Yeah! Yeah for sure. and obviously all my mentors have been men, so yeah.

Emma:
Can you actually cook? That’s the real question.

Anna Laverty:
I can cook, yeah!

Emma:
I feel like if it was me I would’ve been like “challenge accepted.” And then I just would’ve made the worst fucking meal they’ve ever had in their lives and they would never ask me again.

Anna Laverty:
Yeah, no… it’s just yeah the funny thing was at the time in that studio we did all make dinner for each other. That was a big part of the culture because we would be there all day. So everyday it would be someones job to go and make the dinner, you know?
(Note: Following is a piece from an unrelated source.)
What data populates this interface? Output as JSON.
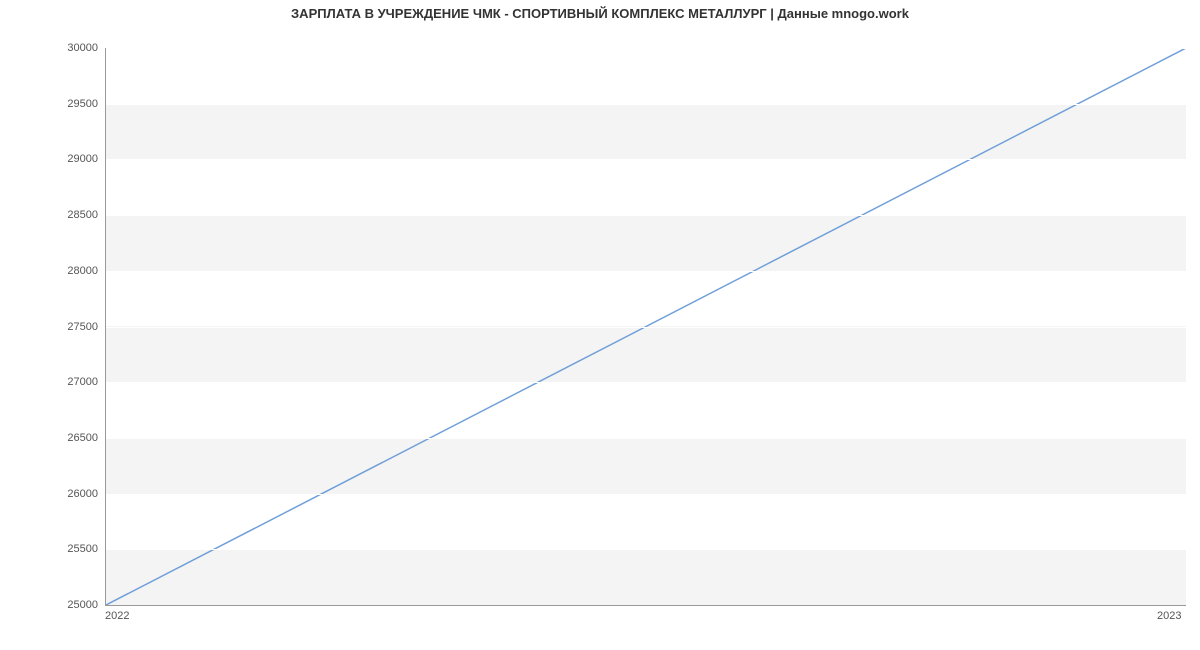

And I was like “I don’t wanna go make the dinner now, it’s making me all self-conscious!” (laughs) Yeah.

Emma:
Do you find that you have more women artists approaching you at all?

Anna Laverty:
Yeah, I think I do now, actually! I work with a lot of young women. And then also more experienced women who are like “oh my god it’s so amazing!” I actually did a Christmas song with Tina Arena one year..

Emma:
Get out of town! (laughs)

Anna Laverty:
(laughs) Yeah and she was like “this is the first time I’ve ever worked with a female engineer.” And she’s been doing it since she was seven! and I just couldn’t believe that.

Emma:
But that’s what blew my mind about finding out about Sylvia Massey. I was like “oh yeah okay what records has she worked– TOOL?!” I didn’t even know that, I was just like holy shit.

Anna Laverty:
Yeah and she like, ran that studio out in Weed (LA) for like a loooong time. Like she was a big deal.

Emma:
Crazy eh. And I’ve never seen another woman – I mean my career is still really young, I’ve just recorded an album and an EP and a couple of singles – but I’ve never seen another woman in that environment while I’m there and I’d just kind of accepted it’s a dudefest. It didn’t even cross my mind. That I could purposefully seek out women producers and engineers and bring them in. Even if say, I wanted to work with my current producer, but how about we get women in engineers or like.. you know? I’m kind of seeing you coming in to my sphere of influence and then the Sylvia Massey thing and going and doing some research about more women that work in that industry and I’m like okay for my next record I do want women involved.

Anna Laverty:
Yeah, I mean I love to do things like this [speaking at Going Global] because I love the fact there might be a young girl in the audience that might be like “well I wanted to do production but I didn’t because I felt like I couldn’t! But hey, maybe I can!” I think that’s pretty cool. I like the role modelling stuff.

Leave a Reply